This is not from Career
Builder, it's just a scam
_Here's something new. Just like the bank phishing scams, it looks real, but it isn't. If you are looking for a job, as I am, and have your resume posted on a job board, you've probably seen spam offering you a pretty lucrative employment opportunity. This one is supposedly from a job poster who saw your resume on Career Builder, but it never is. They never call you by name, because it's gone out to many other people as well, and as always, they want you to reply to a free e-mail address. No company name is given, and it says only that it is from the "hiring department," with no name provided there, either. It's all about working just a few hours a week for great pay and good bennies. Similar to mystery shopping scams, these are never real; don't fall for it. This entry is posted here, and there are a couple of fun games here. Please follow me on Twitter @inscamerated. Happy Thanksgiving, and Thank You.
Fortunately for us, about 99 percent of these scammers have the IQ of a grapefruit. You have to figure that even they can perform simple subtraction, but I guess you just never know for sure. Apparently, all of these scams are simply just cut and paste, with maybe a bit of name changing, and that's about it. How do I know? Check this out. This "Mr. Ross" claims he will send you your "ATM Card" or "Cashier's Check" for a fee of $150.99 by courier. In the real world, such charges never have any "retail price;" it is always a "delivery charge." Nevertheless, he says the "actual courier retail price" is $450.99. Do some real quick math in your head and you will come up with a difference of $300, but Mr. Ross says you get a "savings" of only $70. That's how I know, and like I said, "grapefruit" LOL. This entry is located here in the upper left hand corner, and there are some ATM card skimming videos here. Please follow me on Twitter @inscamerated. Thank You!
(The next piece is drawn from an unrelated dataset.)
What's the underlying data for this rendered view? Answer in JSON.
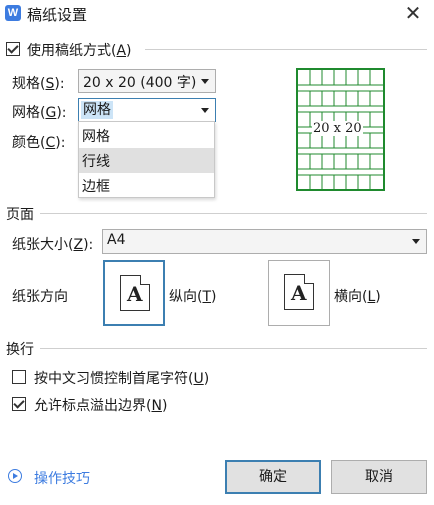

I haven't been doing many posts lately because well, these scams are pretty much all the same. One dying scam is just like another; it's kind of disappointing in a way. Names and diseases are switched around, the most common being strokes and cancer, with varying levels of religious overtones, and so on.
Here's an interesting little twist, though. Instead of saying you've won Shell's "lottery" which doesn't exist, we're being told that we're to be the recipient of some sort of "donation" from Shell. This, of course, does not exist either.
Corporations donate money to worthy causes in the form of an advertising gimmick called philanthropy, but they don't give it away to individual people, except in the form of some small freebies every once in awhile. This could be several cents off per gallon (or liter) of fuel if you should buy some of Shell's other products, or some free soda with different manufacturers' "under-the-cap" promotions.
They never give away cash, however, and that's why these are always scams. This entry is linked here, and there are some good games to play here. Please follow me on Twitter @inscamerated. Thank You!
My name is Gary, and I live in the Midwestern United States. This site is intended to expose the frauds and scams that are so pervasive on the internet, especially today. One hundred per- cent of the e-mails you get that promise you millions are never, ever real. They'll tell you they're "dying," trying to gain your sympathy. They're not dying, they're lying. Click Here for the "Dying" scams. Don't fall for it, and never send them any money, no matter what they tell you. Oh, and good luck hacking this website. It's got a nice strong password on it.